“It feels naughty,” said one woman at Crane Beach on Thursday who declined to give her name because she was definitely supposed to be somewhere else (as were her children). “Taking a skip day is as naughty as it gets for a suburban mom like me.”
Playing hooky is a year-round pleasure, but it becomes most prevalent this time of year, when the first baking days of sunshine arrive and an office chair does not sound quite as pleasant as a beach chair.
And so it was Thursday, when May finally stopped acting like November, and temperatures reached a record high of 95 degrees for May 18. The majestic stretch of sand along Crane Beach in Ipswich was jammed with people, many of whom looked ghostly when approached by a reporter asking if they were supposed to be at work.
“I earned this,” said one man who would say no more.
“You don’t really think I’m going to tell the Boston Globe that I’m skipping work to go to the beach?” asked another.
“Fair enough,” replied a reporter who had come up with a ruse to do the same. You do what you have to do to get your toes in the sand.
Of course, not everyone had used an excuse to get out of life.

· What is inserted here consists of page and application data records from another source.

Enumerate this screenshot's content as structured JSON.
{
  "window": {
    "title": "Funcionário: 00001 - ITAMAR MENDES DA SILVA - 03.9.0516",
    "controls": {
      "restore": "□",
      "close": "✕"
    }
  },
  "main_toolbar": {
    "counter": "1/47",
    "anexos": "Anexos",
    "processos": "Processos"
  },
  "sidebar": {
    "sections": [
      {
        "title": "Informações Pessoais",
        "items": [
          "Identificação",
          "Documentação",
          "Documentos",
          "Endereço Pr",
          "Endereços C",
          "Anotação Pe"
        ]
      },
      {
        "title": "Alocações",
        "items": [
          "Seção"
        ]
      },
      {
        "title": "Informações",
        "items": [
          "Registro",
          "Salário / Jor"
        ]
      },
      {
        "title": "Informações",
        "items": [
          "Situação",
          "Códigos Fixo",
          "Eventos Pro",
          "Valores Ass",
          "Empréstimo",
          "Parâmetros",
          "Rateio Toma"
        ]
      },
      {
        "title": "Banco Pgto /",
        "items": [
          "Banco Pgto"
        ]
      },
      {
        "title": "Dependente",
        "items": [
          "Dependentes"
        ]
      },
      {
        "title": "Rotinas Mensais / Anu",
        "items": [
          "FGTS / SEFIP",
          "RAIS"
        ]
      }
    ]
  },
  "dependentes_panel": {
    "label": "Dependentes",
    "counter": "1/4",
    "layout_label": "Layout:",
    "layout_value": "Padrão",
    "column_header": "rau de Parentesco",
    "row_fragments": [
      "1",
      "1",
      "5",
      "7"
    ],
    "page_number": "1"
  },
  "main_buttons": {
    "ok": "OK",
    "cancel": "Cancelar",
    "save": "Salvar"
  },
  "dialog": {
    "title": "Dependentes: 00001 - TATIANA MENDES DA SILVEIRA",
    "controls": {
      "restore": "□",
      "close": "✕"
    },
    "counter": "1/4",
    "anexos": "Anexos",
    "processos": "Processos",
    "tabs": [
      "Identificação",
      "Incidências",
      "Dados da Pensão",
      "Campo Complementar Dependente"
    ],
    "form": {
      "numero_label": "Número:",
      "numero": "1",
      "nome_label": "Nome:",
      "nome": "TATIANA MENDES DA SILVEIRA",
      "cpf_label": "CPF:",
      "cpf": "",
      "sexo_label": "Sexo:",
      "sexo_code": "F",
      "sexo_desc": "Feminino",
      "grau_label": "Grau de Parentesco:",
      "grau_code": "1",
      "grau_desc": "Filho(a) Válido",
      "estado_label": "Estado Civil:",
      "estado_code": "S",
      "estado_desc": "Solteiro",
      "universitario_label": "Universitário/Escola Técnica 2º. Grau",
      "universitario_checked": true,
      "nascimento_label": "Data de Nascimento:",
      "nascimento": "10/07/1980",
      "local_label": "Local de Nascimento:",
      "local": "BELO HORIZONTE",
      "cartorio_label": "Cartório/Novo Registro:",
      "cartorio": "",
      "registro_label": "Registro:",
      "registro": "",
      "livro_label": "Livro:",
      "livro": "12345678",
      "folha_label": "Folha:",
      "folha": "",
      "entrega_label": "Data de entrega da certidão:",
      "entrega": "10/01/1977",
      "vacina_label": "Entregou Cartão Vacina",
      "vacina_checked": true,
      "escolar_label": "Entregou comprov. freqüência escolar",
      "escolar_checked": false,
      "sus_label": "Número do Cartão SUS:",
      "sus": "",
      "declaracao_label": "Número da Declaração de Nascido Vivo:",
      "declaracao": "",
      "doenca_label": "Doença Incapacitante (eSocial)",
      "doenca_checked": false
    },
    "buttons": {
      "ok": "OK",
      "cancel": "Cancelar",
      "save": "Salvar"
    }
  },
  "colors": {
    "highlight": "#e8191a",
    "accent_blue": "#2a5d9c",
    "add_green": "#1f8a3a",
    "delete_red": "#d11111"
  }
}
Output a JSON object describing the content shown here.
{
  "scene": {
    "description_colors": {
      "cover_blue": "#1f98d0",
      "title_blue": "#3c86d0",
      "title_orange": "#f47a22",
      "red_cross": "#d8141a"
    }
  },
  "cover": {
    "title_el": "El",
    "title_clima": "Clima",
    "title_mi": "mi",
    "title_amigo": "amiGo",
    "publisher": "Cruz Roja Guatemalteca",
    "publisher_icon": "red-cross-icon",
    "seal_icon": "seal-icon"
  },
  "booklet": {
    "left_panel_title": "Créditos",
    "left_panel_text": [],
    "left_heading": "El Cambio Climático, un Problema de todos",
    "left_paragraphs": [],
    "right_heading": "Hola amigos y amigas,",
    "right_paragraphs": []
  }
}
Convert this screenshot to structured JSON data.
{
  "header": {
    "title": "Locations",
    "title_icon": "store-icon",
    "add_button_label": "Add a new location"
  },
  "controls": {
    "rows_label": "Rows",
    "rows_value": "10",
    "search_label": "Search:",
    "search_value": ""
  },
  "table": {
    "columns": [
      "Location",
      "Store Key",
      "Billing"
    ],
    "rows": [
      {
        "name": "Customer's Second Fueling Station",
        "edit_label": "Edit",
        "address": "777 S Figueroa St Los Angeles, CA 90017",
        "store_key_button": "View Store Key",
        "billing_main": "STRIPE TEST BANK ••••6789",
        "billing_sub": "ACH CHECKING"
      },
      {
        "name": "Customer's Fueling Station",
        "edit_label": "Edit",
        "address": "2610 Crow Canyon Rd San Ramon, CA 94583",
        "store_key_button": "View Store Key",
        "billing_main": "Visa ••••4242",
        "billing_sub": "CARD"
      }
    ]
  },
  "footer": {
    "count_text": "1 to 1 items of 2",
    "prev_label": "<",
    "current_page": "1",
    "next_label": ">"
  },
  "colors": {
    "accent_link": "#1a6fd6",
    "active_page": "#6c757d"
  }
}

“I called in this morning and asked if I could take the day off,” said Adam Walsh, a UPS driver from Boxford. “When they said yes, I felt guilty. Like I should be at work. But I never take days off.”
His wife, Melissa, felt less guilty.
“Everybody else is at work and we’re here. How could it not be better?”
That feeling of guilt was something that came up again and again in conversations with people at Crane Beach. The guilt was there, but it was also part of the pleasure, a key ingredient in that feeling of getting away with something.
“There was definitely a guilty smirk on my face as I was driving north and everyone else was driving south into the city,” said Scott Farrell, who had driven up alone from Somerville with a chair, a book, and a small guitar. “Sure, it would be nice to have some friends here with me, but hooky beach is better than weekend beach.”
Frank Mamone, a consultant who lives in Ipswich and was enjoying some time between projects, said you have to temper your enjoyment on such days, knowing not everyone else gets to.
His partner “is mad that I’m at the beach,” he said. “You have to be careful talking about it. There are so many people who have to go to work, or have kids, or whatever. So you feel guilty.’
“A little bit guilty.”
Jessica Yurwitz was not about to let kids get in the way of her skip day, so on Wednesday night, with the first scorching day of the year in the books and another coming right behind it, she e-mailed a bunch of friends and made her pitch: As a former principal and current troublemaker, she wrote, I am encouraging you to let your kids skip school and come to the beach with us.
“And not a single one would do it,” she said, mock offended. “What a bunch of sorry rule followers.”
Undeterred, she woke up her own children in Essex on Thursday and introduced them to the pleasures of the skip day.
“I was confused when she said, ‘Hey, do you want to stay home from school?’ ” said her son, Wyeth, who is in the sixth grade. “I didn’t really understand.”
When he got his head around it, he was totally on board. “Frankly, it surprised me that this is the first time she’s ever asked me to play hooky.”
His brother, Miles, who is in the second grade, was all in.
“Playing hooky on the beach is amazing,” he said, as he held up a dead flounder he’d found in the surf and wondered what would happen if he threw it at someone.